North Hempstead Councilman Peter Zuckerman said this week that there is new interest in adding a traffic signal at the intersection of Roslyn Road and Locust Lane. Zuckerman has met with Jacobs’ successor, Arnold Drucker (D-Plainview), and the two plan to host a public forum about the intersection next month.
“The real crux of the situation is that we need a traffic light at that intersection,” Zuckerman said. “And we have been working on this for quite some time.”
Zuckerman said Jacobs had wanted to have a public hearing on the issue and get a light installed this year.
Locust Lane is a town road within North Hempstead, but because the four-lane Roslyn Road is a county thoroughfare, Nassau County officials must approve, construct and maintain any new stoplights.
Zuckerman met last month with Drucker and explained why residents believe the section of Roslyn Road just south of Locust Lane is dangerous and want a stoplight there, including its history of traffic accidents.

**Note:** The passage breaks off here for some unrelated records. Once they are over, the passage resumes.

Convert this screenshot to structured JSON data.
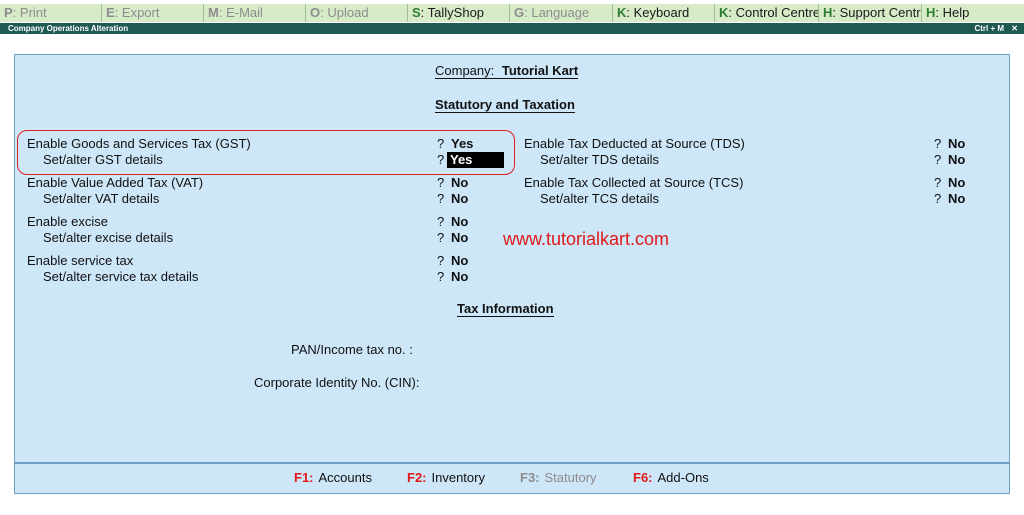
{
  "menu": [
    {
      "key": "P",
      "label": ": Print",
      "enabled": false
    },
    {
      "key": "E",
      "label": ": Export",
      "enabled": false
    },
    {
      "key": "M",
      "label": ": E-Mail",
      "enabled": false
    },
    {
      "key": "O",
      "label": ": Upload",
      "enabled": false
    },
    {
      "key": "S",
      "label": ": TallyShop",
      "enabled": true
    },
    {
      "key": "G",
      "label": ": Language",
      "enabled": false
    },
    {
      "key": "K",
      "label": ": Keyboard",
      "enabled": true
    },
    {
      "key": "K",
      "label": ": Control Centre",
      "enabled": true
    },
    {
      "key": "H",
      "label": ": Support Centre",
      "enabled": true
    },
    {
      "key": "H",
      "label": ": Help",
      "enabled": true
    }
  ],
  "titlebar": {
    "left": "Company Operations  Alteration",
    "right": "Ctrl + M",
    "close": "✕"
  },
  "company": {
    "label": "Company:",
    "name": "Tutorial Kart"
  },
  "section_statutory": "Statutory and Taxation",
  "left_fields": [
    {
      "label": "Enable Goods and Services Tax (GST)",
      "q": "?",
      "value": "Yes"
    },
    {
      "label": "Set/alter GST details",
      "q": "?",
      "value": "Yes"
    },
    {
      "label": "Enable Value Added Tax (VAT)",
      "q": "?",
      "value": "No"
    },
    {
      "label": "Set/alter VAT details",
      "q": "?",
      "value": "No"
    },
    {
      "label": "Enable excise",
      "q": "?",
      "value": "No"
    },
    {
      "label": "Set/alter excise details",
      "q": "?",
      "value": "No"
    },
    {
      "label": "Enable service tax",
      "q": "?",
      "value": "No"
    },
    {
      "label": "Set/alter service tax details",
      "q": "?",
      "value": "No"
    }
  ],
  "right_fields": [
    {
      "label": "Enable Tax Deducted at Source (TDS)",
      "q": "?",
      "value": "No"
    },
    {
      "label": "Set/alter TDS details",
      "q": "?",
      "value": "No"
    },
    {
      "label": "Enable Tax Collected at Source (TCS)",
      "q": "?",
      "value": "No"
    },
    {
      "label": "Set/alter TCS details",
      "q": "?",
      "value": "No"
    }
  ],
  "watermark": "www.tutorialkart.com",
  "section_tax_info": "Tax Information",
  "pan_label": "PAN/Income tax no. :",
  "cin_label": "Corporate Identity No. (CIN):",
  "footer": [
    {
      "key": "F1:",
      "label": "Accounts",
      "enabled": true
    },
    {
      "key": "F2:",
      "label": "Inventory",
      "enabled": true
    },
    {
      "key": "F3:",
      "label": "Statutory",
      "enabled": false
    },
    {
      "key": "F6:",
      "label": "Add-Ons",
      "enabled": true
    }
  ],
  "colors": {
    "accent_green": "#2e7d32",
    "menubar": "#d8ebc8",
    "titlebar": "#1f5a52",
    "panel": "#cde6f8",
    "highlight_red": "#e01818"
  }
}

In 2014, three people died near the intersection in a one-month span. In March 2014, Steven Clancy and Javier Gonzalez, both 19 and from Mineola, were killed when their car struck a curb and crashed into a tree in the backyard of a home in Roslyn Heights. Less than a month later, Facundo R. Ponce, 43, of Glen Head, died after his pickup truck collided with a charter bus on Roslyn Road in Albertson.
Drucker said Tuesday that the traffic on Roslyn Road is “one of the most problematic in the county.” He said addressing the concerns is one of his top priorities.

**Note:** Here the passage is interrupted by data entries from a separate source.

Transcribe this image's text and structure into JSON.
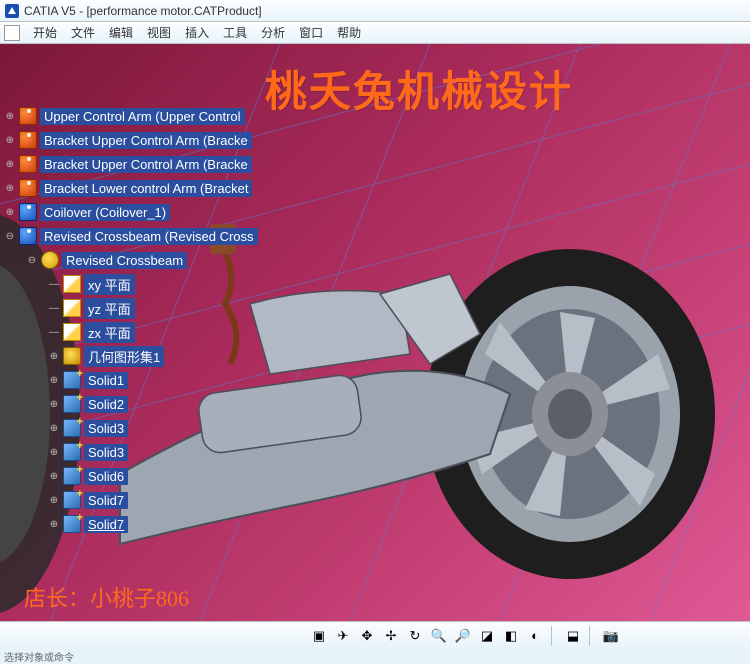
{
  "titlebar": {
    "title": "CATIA V5 - [performance motor.CATProduct]"
  },
  "menubar": {
    "items": [
      "开始",
      "文件",
      "编辑",
      "视图",
      "插入",
      "工具",
      "分析",
      "窗口",
      "帮助"
    ]
  },
  "watermark": {
    "title": "桃夭兔机械设计",
    "author": "店长：小桃子806"
  },
  "tree": {
    "items": [
      {
        "depth": 0,
        "expand": "⊕",
        "icon": "part",
        "label": "Upper Control Arm (Upper Control"
      },
      {
        "depth": 0,
        "expand": "⊕",
        "icon": "part",
        "label": "Bracket Upper Control Arm (Bracke"
      },
      {
        "depth": 0,
        "expand": "⊕",
        "icon": "part",
        "label": "Bracket Upper Control Arm (Bracke"
      },
      {
        "depth": 0,
        "expand": "⊕",
        "icon": "part",
        "label": "Bracket Lower control Arm (Bracket"
      },
      {
        "depth": 0,
        "expand": "⊕",
        "icon": "part-blue",
        "label": "Coilover (Coilover_1)"
      },
      {
        "depth": 0,
        "expand": "⊖",
        "icon": "part-blue",
        "label": "Revised Crossbeam (Revised Cross"
      },
      {
        "depth": 1,
        "expand": "⊖",
        "icon": "gear",
        "label": "Revised Crossbeam"
      },
      {
        "depth": 2,
        "expand": "—",
        "icon": "plane",
        "label": "xy 平面"
      },
      {
        "depth": 2,
        "expand": "—",
        "icon": "plane",
        "label": "yz 平面"
      },
      {
        "depth": 2,
        "expand": "—",
        "icon": "plane",
        "label": "zx 平面"
      },
      {
        "depth": 2,
        "expand": "⊕",
        "icon": "geom",
        "label": "几何图形集1"
      },
      {
        "depth": 2,
        "expand": "⊕",
        "icon": "solid",
        "label": "Solid1"
      },
      {
        "depth": 2,
        "expand": "⊕",
        "icon": "solid",
        "label": "Solid2"
      },
      {
        "depth": 2,
        "expand": "⊕",
        "icon": "solid",
        "label": "Solid3"
      },
      {
        "depth": 2,
        "expand": "⊕",
        "icon": "solid",
        "label": "Solid3"
      },
      {
        "depth": 2,
        "expand": "⊕",
        "icon": "solid",
        "label": "Solid6"
      },
      {
        "depth": 2,
        "expand": "⊕",
        "icon": "solid",
        "label": "Solid7"
      },
      {
        "depth": 2,
        "expand": "⊕",
        "icon": "solid",
        "label": "Solid7",
        "underline": true
      }
    ]
  },
  "toolbar": {
    "buttons": [
      {
        "name": "expand-all-icon",
        "glyph": "▣"
      },
      {
        "name": "fly-icon",
        "glyph": "✈"
      },
      {
        "name": "fit-all-icon",
        "glyph": "✥"
      },
      {
        "name": "pan-icon",
        "glyph": "✢"
      },
      {
        "name": "rotate-icon",
        "glyph": "↻"
      },
      {
        "name": "zoom-in-icon",
        "glyph": "🔍"
      },
      {
        "name": "zoom-out-icon",
        "glyph": "🔎"
      },
      {
        "name": "normal-view-icon",
        "glyph": "◪"
      },
      {
        "name": "iso-view-icon",
        "glyph": "◧"
      },
      {
        "name": "shading-icon",
        "glyph": "◐"
      },
      {
        "name": "sep",
        "glyph": ""
      },
      {
        "name": "hide-show-icon",
        "glyph": "⬓"
      },
      {
        "name": "sep",
        "glyph": ""
      },
      {
        "name": "camera-icon",
        "glyph": "📷"
      }
    ]
  },
  "statusbar": {
    "text": "选择对象或命令"
  }
}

He said county officials are also considering reducing Roslyn Road to one lane. He said public works officials conducted a traffic study last summer that suggested a one-lane option would be a better long-term solution.
Still, a stoplight isn’t completely off the table, Drucker said.

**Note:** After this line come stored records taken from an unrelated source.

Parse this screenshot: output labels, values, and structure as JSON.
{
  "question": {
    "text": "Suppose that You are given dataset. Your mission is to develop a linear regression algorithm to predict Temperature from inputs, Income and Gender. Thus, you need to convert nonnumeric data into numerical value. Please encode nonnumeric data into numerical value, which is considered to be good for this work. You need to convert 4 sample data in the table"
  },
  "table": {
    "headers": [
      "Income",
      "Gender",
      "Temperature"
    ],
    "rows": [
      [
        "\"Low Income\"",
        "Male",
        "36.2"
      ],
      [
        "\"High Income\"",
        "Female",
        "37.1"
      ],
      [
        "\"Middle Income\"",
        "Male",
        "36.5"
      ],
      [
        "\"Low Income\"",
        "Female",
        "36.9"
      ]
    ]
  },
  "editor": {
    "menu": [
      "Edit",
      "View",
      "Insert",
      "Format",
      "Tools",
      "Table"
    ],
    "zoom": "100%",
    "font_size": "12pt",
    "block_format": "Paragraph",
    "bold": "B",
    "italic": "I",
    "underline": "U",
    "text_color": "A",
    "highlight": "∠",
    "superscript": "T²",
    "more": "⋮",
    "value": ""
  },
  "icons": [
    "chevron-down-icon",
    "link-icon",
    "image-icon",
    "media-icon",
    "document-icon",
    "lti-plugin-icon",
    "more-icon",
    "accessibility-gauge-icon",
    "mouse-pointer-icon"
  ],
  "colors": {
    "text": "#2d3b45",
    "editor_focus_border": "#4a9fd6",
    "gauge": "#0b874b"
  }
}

“The installation of the stoplight is certainly the fastest and most cost-efficient option to the road, and it would satisfy most residents’ concerns,” Drucker said.
When a public hearing is held, residents would be able to comment on what they would like to see officials do to fix the intersection.
“They’re looking for something immediate, but we have a responsibility to look into the feasibility of doing long-range corrections, too,” Drucker said.
Jonathan Cheris, president of Temple Sinai of Roslyn, said he favors adding a stoplight. His temple is about 100 yards north of the intersection.
Cheris said he drives on Roslyn Road every day and a sharp curve means drivers don’t see it until it’s too late. North Hempstead Town officials have put signs near the intersection on Locust Lane, but don’t have the jurisdiction to do the same on Roslyn Road.
“You don’t have a line of sight ...[where] the road starts to bend,” Cheris said. “People can accelerate, and it’s not always clear that the curve is about to happen.”
Cheris said he believes a stoplight would fix the problem and “protect our members as they’re going in and out of the temple.”